*** Opening of Provided material ***
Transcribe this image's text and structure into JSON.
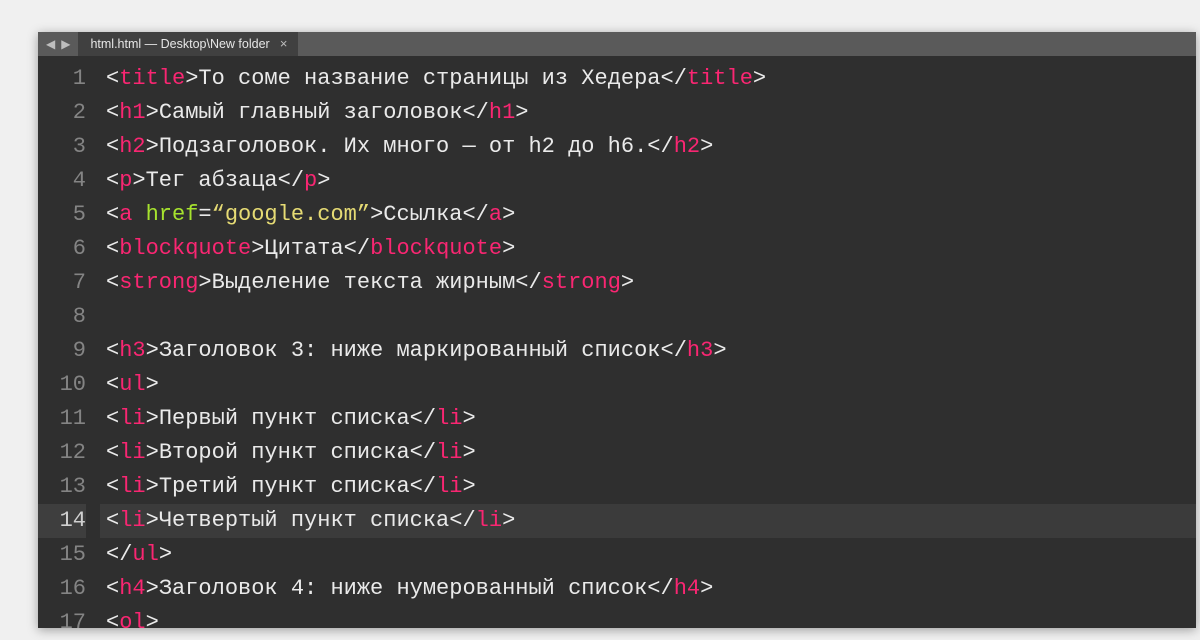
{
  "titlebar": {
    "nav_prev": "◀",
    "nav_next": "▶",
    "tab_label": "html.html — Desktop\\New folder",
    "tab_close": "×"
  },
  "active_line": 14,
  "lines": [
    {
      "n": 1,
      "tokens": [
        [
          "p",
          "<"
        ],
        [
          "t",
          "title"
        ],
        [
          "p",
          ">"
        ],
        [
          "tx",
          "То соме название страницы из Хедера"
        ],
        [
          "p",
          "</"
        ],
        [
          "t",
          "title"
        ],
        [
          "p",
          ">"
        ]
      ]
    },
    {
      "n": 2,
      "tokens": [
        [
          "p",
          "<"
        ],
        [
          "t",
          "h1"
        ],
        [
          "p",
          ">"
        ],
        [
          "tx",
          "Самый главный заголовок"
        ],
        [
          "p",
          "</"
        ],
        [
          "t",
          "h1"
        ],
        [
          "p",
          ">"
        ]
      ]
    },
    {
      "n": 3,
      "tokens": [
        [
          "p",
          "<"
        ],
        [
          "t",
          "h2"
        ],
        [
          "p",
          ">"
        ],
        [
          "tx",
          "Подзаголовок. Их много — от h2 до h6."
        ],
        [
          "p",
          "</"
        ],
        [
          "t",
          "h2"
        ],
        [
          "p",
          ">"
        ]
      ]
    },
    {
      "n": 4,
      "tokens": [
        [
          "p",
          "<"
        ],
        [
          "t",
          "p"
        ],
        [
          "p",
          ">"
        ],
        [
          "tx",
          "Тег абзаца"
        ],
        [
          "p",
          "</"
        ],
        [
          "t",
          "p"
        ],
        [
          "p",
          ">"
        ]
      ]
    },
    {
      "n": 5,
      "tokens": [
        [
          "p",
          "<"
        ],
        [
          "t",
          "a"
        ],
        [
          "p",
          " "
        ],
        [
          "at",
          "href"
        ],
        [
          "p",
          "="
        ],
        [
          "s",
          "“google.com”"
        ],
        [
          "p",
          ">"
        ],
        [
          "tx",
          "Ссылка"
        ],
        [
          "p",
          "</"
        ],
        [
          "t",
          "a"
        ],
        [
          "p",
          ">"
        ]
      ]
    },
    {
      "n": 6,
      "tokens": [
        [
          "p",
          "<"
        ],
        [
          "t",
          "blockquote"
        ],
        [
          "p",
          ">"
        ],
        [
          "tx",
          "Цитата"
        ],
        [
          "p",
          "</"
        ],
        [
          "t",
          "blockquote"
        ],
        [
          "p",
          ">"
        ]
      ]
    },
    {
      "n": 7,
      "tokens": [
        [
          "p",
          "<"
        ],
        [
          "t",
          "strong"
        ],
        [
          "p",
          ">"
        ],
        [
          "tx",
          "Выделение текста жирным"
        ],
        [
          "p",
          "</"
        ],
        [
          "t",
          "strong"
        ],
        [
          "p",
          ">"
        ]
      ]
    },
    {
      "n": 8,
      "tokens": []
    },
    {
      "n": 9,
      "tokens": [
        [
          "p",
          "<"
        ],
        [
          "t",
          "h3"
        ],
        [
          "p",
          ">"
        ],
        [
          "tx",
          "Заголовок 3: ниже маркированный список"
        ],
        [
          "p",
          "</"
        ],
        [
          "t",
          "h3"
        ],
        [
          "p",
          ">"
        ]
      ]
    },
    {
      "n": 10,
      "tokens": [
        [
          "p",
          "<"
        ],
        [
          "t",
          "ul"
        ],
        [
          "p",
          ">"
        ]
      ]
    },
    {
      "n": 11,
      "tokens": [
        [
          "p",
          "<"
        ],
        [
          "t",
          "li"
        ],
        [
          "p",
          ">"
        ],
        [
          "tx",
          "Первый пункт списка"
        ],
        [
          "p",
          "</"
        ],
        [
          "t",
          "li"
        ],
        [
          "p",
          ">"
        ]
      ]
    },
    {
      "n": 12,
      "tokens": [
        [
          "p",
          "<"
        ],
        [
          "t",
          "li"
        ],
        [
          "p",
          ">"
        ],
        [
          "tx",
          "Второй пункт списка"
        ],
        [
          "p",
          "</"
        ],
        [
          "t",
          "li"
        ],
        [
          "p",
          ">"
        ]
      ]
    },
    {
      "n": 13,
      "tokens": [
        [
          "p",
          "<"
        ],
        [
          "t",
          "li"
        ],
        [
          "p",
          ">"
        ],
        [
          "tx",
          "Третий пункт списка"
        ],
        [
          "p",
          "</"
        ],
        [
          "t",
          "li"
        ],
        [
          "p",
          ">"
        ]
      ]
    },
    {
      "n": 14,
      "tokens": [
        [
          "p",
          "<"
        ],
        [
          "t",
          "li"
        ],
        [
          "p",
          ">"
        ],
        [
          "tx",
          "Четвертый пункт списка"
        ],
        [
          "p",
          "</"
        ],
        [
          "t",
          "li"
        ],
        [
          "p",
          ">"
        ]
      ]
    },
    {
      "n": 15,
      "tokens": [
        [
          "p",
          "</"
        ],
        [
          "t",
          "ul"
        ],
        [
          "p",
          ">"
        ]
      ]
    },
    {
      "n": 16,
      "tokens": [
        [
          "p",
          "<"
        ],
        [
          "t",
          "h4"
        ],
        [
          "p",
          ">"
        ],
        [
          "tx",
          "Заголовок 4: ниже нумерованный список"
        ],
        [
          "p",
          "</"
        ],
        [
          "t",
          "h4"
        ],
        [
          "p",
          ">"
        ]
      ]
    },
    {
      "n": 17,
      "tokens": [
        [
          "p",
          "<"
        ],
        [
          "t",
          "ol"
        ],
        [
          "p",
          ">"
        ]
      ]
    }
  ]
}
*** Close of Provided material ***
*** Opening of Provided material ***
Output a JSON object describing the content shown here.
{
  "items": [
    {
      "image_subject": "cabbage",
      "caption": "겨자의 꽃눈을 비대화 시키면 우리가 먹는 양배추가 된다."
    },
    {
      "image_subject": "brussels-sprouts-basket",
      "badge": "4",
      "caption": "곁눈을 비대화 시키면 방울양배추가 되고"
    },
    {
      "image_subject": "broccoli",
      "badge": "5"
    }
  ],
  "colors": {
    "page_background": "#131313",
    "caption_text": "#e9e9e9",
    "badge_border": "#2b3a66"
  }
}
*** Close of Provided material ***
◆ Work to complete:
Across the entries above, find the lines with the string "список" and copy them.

◆ Reply:
          "Заголовок 3: ниже маркированный список"
          "Заголовок 4: ниже нумерованный список"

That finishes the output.